Given entries —
'''

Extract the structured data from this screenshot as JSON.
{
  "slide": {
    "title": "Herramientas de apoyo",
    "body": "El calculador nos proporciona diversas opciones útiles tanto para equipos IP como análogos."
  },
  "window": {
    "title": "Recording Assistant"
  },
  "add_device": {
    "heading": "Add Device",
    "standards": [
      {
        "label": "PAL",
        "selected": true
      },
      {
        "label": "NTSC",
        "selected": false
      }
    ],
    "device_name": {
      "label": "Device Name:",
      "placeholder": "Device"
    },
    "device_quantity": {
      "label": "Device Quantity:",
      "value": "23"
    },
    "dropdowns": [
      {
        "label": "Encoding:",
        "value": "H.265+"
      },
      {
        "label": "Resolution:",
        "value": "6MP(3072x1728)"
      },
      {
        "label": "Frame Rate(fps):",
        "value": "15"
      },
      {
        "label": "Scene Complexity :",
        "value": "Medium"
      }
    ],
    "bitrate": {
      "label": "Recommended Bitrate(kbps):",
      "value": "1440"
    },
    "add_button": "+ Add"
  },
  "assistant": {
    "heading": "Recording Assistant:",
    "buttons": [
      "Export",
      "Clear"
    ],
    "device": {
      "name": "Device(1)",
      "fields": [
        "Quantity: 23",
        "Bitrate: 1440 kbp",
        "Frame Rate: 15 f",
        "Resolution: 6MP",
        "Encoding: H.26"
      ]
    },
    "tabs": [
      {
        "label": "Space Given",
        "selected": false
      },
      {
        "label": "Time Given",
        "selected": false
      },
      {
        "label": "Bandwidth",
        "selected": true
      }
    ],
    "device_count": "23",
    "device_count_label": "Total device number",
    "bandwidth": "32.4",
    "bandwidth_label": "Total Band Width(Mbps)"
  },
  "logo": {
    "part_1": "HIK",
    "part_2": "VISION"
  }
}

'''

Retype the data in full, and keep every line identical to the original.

Extract the structured data from this screenshot as JSON.
{
  "slide": {
    "title": "Herramientas de apoyo",
    "body": "El calculador nos proporciona diversas opciones útiles tanto para equipos IP como análogos."
  },
  "window": {
    "title": "Recording Assistant"
  },
  "add_device": {
    "heading": "Add Device",
    "standards": [
      {
        "label": "PAL",
        "selected": true
      },
      {
        "label": "NTSC",
        "selected": false
      }
    ],
    "device_name": {
      "label": "Device Name:",
      "placeholder": "Device"
    },
    "device_quantity": {
      "label": "Device Quantity:",
      "value": "23"
    },
    "dropdowns": [
      {
        "label": "Encoding:",
        "value": "H.265+"
      },
      {
        "label": "Resolution:",
        "value": "6MP(3072x1728)"
      },
      {
        "label": "Frame Rate(fps):",
        "value": "15"
      },
      {
        "label": "Scene Complexity :",
        "value": "Medium"
      }
    ],
    "bitrate": {
      "label": "Recommended Bitrate(kbps):",
      "value": "1440"
    },
    "add_button": "+ Add"
  },
  "assistant": {
    "heading": "Recording Assistant:",
    "buttons": [
      "Export",
      "Clear"
    ],
    "device": {
      "name": "Device(1)",
      "fields": [
        "Quantity: 23",
        "Bitrate: 1440 kbp",
        "Frame Rate: 15 f",
        "Resolution: 6MP",
        "Encoding: H.26"
      ]
    },
    "tabs": [
      {
        "label": "Space Given",
        "selected": false
      },
      {
        "label": "Time Given",
        "selected": false
      },
      {
        "label": "Bandwidth",
        "selected": true
      }
    ],
    "device_count": "23",
    "device_count_label": "Total device number",
    "bandwidth": "32.4",
    "bandwidth_label": "Total Band Width(Mbps)"
  },
  "logo": {
    "part_1": "HIK",
    "part_2": "VISION"
  }
}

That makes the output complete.